Top of Excerpted data
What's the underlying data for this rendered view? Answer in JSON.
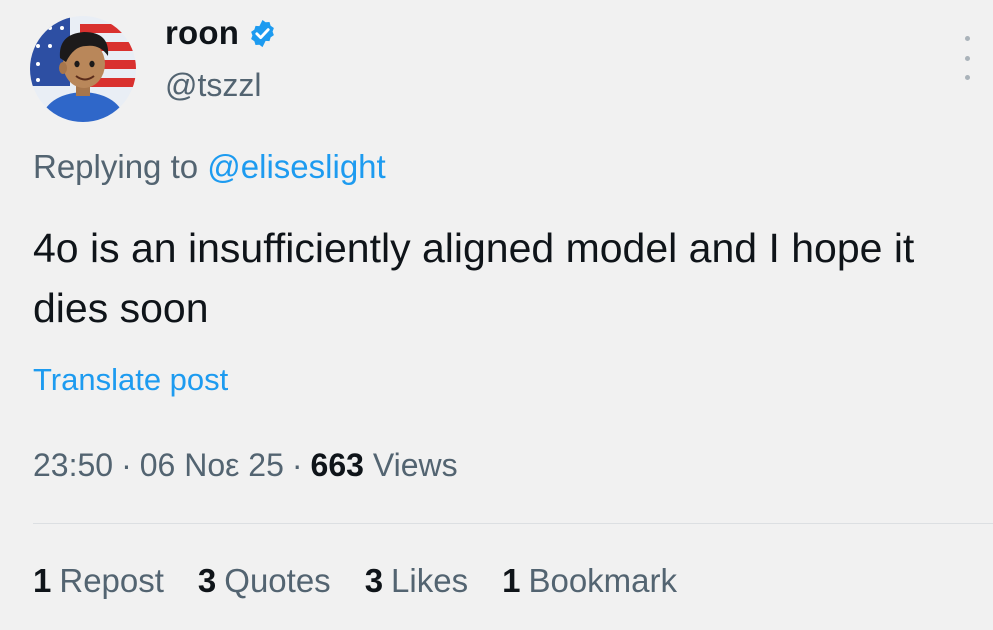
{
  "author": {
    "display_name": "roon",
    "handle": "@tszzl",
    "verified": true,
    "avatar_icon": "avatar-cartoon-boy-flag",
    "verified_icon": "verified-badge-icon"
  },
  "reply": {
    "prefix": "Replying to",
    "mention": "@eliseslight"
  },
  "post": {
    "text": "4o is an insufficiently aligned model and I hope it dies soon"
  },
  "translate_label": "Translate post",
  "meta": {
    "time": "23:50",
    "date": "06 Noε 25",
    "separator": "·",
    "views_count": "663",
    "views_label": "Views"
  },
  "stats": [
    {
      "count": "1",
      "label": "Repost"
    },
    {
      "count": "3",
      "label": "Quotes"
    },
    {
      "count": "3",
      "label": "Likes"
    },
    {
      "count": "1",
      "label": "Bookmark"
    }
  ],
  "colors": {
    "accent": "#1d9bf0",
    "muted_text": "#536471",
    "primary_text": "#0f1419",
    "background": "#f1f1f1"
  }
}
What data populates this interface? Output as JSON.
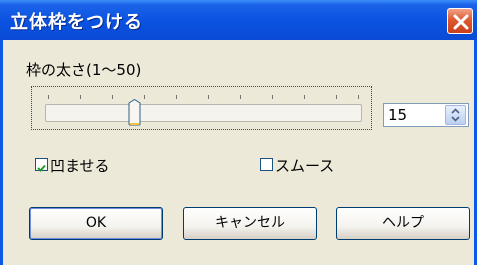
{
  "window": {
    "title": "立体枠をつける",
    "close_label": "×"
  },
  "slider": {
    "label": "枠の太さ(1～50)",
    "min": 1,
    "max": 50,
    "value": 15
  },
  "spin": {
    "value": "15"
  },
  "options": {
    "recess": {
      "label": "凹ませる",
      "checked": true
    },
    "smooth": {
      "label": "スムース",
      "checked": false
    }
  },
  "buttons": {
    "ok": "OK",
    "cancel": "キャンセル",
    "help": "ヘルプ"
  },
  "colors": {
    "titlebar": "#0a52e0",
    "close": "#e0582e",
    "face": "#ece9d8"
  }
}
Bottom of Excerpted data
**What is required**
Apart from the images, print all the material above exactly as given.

**Result of the task**
What's the underlying data for this rendered view? Answer in JSON.
{
  "author": {
    "display_name": "roon",
    "handle": "@tszzl",
    "verified": true,
    "avatar_icon": "avatar-cartoon-boy-flag",
    "verified_icon": "verified-badge-icon"
  },
  "reply": {
    "prefix": "Replying to",
    "mention": "@eliseslight"
  },
  "post": {
    "text": "4o is an insufficiently aligned model and I hope it dies soon"
  },
  "translate_label": "Translate post",
  "meta": {
    "time": "23:50",
    "date": "06 Noε 25",
    "separator": "·",
    "views_count": "663",
    "views_label": "Views"
  },
  "stats": [
    {
      "count": "1",
      "label": "Repost"
    },
    {
      "count": "3",
      "label": "Quotes"
    },
    {
      "count": "3",
      "label": "Likes"
    },
    {
      "count": "1",
      "label": "Bookmark"
    }
  ],
  "colors": {
    "accent": "#1d9bf0",
    "muted_text": "#536471",
    "primary_text": "#0f1419",
    "background": "#f1f1f1"
  }
}
What data populates this interface? Output as JSON.
{
  "window": {
    "title": "立体枠をつける",
    "close_label": "×"
  },
  "slider": {
    "label": "枠の太さ(1～50)",
    "min": 1,
    "max": 50,
    "value": 15
  },
  "spin": {
    "value": "15"
  },
  "options": {
    "recess": {
      "label": "凹ませる",
      "checked": true
    },
    "smooth": {
      "label": "スムース",
      "checked": false
    }
  },
  "buttons": {
    "ok": "OK",
    "cancel": "キャンセル",
    "help": "ヘルプ"
  },
  "colors": {
    "titlebar": "#0a52e0",
    "close": "#e0582e",
    "face": "#ece9d8"
  }
}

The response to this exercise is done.